Problem details
Could you say how many lines in the entries contain the string "workspace"? Give only that number.

Data items
***

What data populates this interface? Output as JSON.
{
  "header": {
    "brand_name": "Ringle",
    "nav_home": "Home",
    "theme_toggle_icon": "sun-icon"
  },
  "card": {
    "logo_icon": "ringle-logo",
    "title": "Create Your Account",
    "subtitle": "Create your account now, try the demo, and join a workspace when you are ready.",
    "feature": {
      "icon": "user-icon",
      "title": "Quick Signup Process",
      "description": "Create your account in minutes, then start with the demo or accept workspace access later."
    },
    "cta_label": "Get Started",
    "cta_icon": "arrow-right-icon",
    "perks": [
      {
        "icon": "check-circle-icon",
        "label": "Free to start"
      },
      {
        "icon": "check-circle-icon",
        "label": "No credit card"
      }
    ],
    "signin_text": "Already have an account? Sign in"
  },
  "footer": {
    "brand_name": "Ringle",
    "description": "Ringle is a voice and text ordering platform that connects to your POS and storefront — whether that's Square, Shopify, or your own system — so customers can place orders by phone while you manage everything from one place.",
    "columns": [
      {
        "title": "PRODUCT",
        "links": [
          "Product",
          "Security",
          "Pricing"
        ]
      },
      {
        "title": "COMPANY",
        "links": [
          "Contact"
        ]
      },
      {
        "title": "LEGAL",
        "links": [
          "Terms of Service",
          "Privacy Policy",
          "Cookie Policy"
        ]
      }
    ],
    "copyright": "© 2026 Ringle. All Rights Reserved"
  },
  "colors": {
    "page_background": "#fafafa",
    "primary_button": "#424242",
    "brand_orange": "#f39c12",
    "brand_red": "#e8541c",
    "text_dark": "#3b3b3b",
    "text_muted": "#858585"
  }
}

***

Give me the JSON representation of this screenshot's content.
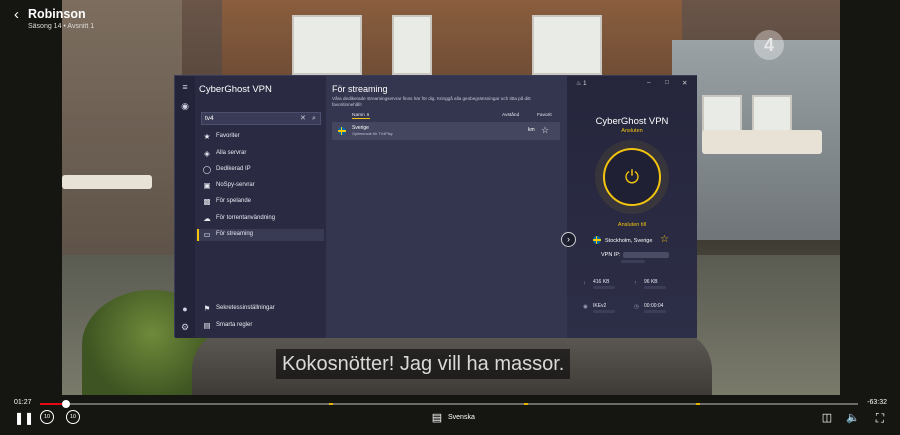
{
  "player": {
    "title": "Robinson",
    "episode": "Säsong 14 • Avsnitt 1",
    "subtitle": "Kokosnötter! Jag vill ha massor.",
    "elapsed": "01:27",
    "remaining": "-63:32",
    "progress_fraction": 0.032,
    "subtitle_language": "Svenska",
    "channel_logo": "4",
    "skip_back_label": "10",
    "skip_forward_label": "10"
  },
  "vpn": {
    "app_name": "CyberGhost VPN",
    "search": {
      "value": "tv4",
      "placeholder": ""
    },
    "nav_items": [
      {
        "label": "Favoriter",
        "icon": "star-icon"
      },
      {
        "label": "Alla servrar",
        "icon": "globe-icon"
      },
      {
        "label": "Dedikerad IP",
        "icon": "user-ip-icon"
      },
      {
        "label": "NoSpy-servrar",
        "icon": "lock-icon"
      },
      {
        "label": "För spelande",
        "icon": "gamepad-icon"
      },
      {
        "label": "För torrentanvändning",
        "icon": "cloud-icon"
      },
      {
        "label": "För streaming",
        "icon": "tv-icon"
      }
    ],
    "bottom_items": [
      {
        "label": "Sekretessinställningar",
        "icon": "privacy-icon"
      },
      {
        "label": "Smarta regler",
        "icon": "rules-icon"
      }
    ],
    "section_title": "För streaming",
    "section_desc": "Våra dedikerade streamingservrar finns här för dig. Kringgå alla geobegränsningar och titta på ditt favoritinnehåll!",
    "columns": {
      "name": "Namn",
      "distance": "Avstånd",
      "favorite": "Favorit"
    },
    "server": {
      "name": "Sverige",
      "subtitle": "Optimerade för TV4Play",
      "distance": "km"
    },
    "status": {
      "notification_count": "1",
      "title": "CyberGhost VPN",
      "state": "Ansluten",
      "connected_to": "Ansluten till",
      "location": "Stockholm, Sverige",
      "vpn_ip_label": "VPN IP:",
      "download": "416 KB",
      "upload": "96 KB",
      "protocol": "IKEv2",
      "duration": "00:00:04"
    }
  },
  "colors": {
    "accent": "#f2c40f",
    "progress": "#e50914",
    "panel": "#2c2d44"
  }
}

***

Answer section
2